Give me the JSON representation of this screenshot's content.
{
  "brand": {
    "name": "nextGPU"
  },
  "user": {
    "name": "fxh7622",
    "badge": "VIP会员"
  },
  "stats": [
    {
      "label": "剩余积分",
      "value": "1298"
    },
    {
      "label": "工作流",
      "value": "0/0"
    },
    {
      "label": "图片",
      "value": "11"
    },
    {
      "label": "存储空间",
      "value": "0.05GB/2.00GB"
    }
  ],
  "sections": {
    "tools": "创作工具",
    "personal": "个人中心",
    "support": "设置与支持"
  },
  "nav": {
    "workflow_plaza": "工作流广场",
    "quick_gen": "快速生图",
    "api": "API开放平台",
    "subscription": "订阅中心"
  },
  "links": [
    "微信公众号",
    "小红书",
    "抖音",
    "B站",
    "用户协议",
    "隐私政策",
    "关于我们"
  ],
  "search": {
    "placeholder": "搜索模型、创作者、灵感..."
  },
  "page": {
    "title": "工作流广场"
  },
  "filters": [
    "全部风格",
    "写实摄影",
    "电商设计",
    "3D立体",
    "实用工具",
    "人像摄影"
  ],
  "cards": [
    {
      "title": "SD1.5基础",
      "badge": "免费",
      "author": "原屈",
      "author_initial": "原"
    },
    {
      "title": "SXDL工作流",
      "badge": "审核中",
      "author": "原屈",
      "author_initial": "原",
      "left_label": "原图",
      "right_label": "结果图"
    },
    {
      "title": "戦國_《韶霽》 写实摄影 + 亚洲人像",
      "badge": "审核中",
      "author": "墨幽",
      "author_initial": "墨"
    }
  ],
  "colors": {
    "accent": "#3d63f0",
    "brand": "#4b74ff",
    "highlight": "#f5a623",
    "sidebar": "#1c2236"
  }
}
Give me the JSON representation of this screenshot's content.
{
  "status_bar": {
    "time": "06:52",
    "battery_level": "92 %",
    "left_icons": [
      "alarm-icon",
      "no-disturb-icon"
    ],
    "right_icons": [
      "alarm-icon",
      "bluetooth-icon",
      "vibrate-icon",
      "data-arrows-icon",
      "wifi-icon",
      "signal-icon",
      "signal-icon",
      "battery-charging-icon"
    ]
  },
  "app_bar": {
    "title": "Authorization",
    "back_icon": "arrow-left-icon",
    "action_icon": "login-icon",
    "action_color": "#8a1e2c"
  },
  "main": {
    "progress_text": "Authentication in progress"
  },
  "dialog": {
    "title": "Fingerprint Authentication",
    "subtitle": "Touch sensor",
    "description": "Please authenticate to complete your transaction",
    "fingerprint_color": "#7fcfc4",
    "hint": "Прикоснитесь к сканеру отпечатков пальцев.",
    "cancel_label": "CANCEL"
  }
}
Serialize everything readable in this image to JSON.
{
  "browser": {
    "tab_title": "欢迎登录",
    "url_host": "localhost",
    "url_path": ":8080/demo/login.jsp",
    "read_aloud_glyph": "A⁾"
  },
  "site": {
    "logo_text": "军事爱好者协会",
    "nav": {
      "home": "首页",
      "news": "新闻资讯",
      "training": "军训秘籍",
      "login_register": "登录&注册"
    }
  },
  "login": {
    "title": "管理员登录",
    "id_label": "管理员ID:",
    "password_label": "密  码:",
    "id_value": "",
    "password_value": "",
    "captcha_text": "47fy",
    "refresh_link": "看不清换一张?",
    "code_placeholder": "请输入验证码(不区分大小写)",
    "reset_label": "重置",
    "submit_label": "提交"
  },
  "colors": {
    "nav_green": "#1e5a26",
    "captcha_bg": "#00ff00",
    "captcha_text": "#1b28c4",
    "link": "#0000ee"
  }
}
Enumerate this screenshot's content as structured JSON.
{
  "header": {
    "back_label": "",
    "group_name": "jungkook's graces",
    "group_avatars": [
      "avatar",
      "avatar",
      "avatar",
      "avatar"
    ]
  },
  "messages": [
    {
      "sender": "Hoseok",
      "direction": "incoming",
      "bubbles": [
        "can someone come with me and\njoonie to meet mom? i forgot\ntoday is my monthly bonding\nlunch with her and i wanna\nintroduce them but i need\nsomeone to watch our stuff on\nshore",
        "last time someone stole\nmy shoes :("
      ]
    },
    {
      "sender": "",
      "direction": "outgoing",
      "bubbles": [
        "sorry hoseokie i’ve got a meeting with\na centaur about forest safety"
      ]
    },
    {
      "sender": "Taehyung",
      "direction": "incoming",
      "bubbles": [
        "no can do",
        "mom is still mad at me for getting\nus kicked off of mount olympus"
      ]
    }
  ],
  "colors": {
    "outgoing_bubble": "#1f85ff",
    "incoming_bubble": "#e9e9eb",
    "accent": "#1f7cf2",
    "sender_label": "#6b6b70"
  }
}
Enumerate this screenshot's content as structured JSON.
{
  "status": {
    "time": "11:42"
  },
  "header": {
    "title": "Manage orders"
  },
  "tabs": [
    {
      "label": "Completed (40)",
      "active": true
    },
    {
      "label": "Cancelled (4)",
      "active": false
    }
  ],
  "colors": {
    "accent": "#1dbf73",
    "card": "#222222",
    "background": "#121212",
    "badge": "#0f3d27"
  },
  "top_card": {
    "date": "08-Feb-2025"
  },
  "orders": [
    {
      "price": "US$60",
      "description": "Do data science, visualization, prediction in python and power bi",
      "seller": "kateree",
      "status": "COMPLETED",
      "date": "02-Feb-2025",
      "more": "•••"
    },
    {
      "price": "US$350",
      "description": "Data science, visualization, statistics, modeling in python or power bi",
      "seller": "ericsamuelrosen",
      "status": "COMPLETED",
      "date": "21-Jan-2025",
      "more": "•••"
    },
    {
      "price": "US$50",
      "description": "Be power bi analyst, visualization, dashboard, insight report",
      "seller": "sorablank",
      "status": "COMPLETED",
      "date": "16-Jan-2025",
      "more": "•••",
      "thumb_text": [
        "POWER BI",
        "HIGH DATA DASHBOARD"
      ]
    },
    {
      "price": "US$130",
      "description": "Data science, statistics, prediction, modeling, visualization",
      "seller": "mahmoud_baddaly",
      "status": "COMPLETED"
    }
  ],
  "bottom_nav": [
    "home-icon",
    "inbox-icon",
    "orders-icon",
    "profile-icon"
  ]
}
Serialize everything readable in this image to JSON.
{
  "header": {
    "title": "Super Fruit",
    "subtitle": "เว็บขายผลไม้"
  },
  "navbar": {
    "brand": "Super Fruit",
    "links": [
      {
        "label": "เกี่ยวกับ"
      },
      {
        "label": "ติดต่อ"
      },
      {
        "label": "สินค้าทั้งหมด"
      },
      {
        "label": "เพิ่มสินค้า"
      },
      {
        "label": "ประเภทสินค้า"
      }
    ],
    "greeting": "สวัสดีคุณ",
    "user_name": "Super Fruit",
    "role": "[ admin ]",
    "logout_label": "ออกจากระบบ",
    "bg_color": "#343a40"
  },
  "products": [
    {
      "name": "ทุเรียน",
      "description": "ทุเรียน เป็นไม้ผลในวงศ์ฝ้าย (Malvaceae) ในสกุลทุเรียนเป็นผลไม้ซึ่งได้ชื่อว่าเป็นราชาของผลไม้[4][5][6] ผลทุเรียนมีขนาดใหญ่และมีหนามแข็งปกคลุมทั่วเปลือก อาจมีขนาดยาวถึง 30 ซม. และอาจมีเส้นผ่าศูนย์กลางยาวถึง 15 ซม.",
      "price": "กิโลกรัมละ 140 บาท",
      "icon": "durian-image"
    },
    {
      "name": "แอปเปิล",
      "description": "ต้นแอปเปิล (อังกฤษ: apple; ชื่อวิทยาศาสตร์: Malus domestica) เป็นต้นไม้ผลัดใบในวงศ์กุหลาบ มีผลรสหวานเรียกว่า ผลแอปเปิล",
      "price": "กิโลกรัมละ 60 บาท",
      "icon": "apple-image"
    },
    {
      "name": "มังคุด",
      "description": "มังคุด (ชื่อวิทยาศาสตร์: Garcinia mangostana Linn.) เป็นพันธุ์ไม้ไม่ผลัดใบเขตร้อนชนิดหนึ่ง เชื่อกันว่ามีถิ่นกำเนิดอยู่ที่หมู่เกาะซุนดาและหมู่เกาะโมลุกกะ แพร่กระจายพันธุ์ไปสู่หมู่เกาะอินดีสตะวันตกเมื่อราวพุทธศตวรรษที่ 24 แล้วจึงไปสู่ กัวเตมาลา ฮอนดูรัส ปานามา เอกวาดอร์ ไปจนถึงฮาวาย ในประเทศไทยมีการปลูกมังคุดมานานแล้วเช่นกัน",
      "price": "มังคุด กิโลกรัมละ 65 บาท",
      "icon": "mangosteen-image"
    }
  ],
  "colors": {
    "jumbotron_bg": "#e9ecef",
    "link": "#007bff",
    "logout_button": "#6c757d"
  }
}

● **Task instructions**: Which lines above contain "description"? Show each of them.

● **Task solution**:
    "description": "Please authenticate to complete your transaction",
      "description": "Do data science, visualization, prediction in python and power bi",
      "description": "Data science, visualization, statistics, modeling in python or power bi",
      "description": "Be power bi analyst, visualization, dashboard, insight report",
      "description": "Data science, statistics, prediction, modeling, visualization",
      "description": "ทุเรียน เป็นไม้ผลในวงศ์ฝ้าย (Malvaceae) ในสกุลทุเรียนเป็นผลไม้ซึ่งได้ชื่อว่าเป็นราชาของผลไม้[4][5][6] ผลทุเรียนมีขนาดใหญ่และมีหนามแข็งปกคลุมทั่วเปลือก อาจมีขนาดยาวถึง 30 ซม. และอาจมีเส้นผ่าศูนย์กลางยาวถึง 15 ซม.",
      "description": "ต้นแอปเปิล (อังกฤษ: apple; ชื่อวิทยาศาสตร์: Malus domestica) เป็นต้นไม้ผลัดใบในวงศ์กุหลาบ มีผลรสหวานเรียกว่า ผลแอปเปิล",
      "description": "มังคุด (ชื่อวิทยาศาสตร์: Garcinia mangostana Linn.) เป็นพันธุ์ไม้ไม่ผลัดใบเขตร้อนชนิดหนึ่ง เชื่อกันว่ามีถิ่นกำเนิดอยู่ที่หมู่เกาะซุนดาและหมู่เกาะโมลุกกะ แพร่กระจายพันธุ์ไปสู่หมู่เกาะอินดีสตะวันตกเมื่อราวพุทธศตวรรษที่ 24 แล้วจึงไปสู่ กัวเตมาลา ฮอนดูรัส ปานามา เอกวาดอร์ ไปจนถึงฮาวาย ในประเทศไทยมีการปลูกมังคุดมานานแล้วเช่นกัน",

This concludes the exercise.